“Not at all, Quill. Despite what you insist on thinking, I do not have that much to pack.” She shook her finger at him. “And you might ask Lady Elizabeth what she wants to do.”
For the first time she’d ever seen, Aquila ducked and flushed a little. “Ah, yes. Well, you see, Elizabeth, um . . .” She stared as he hemmed and hawed. “That is, there’s a minor matter I need your assistance with.”
Ann rolled her eyes. “What my dear brother is trying to say is that Lady Marie has taken over all domestic duties. Which leaves me at loose ends, so to speak. And you need a chatelaine, unless you had planned on running everything?”
St. Sabrina be praised. St. Amelia, thank you for answering my prayers! “No, and I’ve been scrambling. I know nothing about running a household, my lady.” Elizabeth counted off on her fingers, “I can make sweets, distill some common medicines, do some basic cleaning, and of course I know needlework and simple dress-making. And I can pray. But, well, after the last year I know far more about organizing a military campaign than I do about keeping my pantry stocked. I also need to be recruiting my own staff, not that the former owner,” and she waved her hand, taking in all of Windthorst’s property, “had only bad people working for him. Except for two, and they are answering to a much higher authority than a chatelaine’s.”
“So that story was true,” Aquila observed, pouring himself more tea and a healthy splash of anisette.
She gritted her teeth. “Yes, it was, your grace. Prince Alois and the rector of St. Gerald’s handled the matter with the utmost discretion, thanks be.” That was when she’d decided to replace the entire staff. She refused to sleep in armor.
“So I can take it that you have no objection to Ann going with you as your chatelaine? Because, well, Lady Marie . . .” Aquila spread his hands, helpless. Elizabeth understood all too well. His marriage to Marie had been arranged for political and dynastic reasons. They did not love each other, although he respected and cared for Marie. As best Elizabeth could tell, despite bearing him two sons and several daughters and doing an excellent job of managing Starland in his absence, Marie still lacked confidence in her ability to please Aquila, making her jealous and unhappy.
“No, I have no objection to Lady Ann coming with me and running things, at least in part,” she added when Ann started to protest. “I’ll have to deal with the military and economic aspects of the estate. Reading between the lines in Lazlo Destefani’s last letter, the estate also owes back taxes as well as military service.” The next time someone tries to honor me with a gift of property, I’m going to politely refuse and then run away.
“I forget that you were sheltered,” Ann admitted.
“Yes, well, Sister Amalthea and Lady Orrosco’s ideas of a proper up-bringing have large numbers of holes in them.” Elizabeth poured more tea and crunched on a verbena cookie.

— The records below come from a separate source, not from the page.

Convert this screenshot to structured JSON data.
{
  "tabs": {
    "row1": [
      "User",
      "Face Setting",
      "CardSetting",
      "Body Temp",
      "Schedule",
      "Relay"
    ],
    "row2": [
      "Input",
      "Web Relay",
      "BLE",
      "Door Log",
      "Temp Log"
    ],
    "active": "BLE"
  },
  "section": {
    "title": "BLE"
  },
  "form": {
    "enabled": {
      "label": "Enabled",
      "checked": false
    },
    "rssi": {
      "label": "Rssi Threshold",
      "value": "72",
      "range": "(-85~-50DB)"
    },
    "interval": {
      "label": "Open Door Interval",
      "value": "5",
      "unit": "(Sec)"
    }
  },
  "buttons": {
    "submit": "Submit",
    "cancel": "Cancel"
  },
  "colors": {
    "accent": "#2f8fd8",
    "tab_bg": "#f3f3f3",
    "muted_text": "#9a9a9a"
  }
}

Aquila swallowed the rest of his tea in one gulp. “Good. I’ll send your dower portion with you, Ann, in case the unimaginable happens and you find a suitable husband.” He missed both women’s angry glares as he continued, “And all your personal possessions.”
“Don’t worry about pack animals, your grace,” Elizabeth sighed, feeling morose. “The archduke is providing plenty.”
Aquila and Ann both laughed.
(C) Alma T.C. Boykin 2014. All Rights Reserved. Reproduction in part or in whole is prohibited without express permission of the author.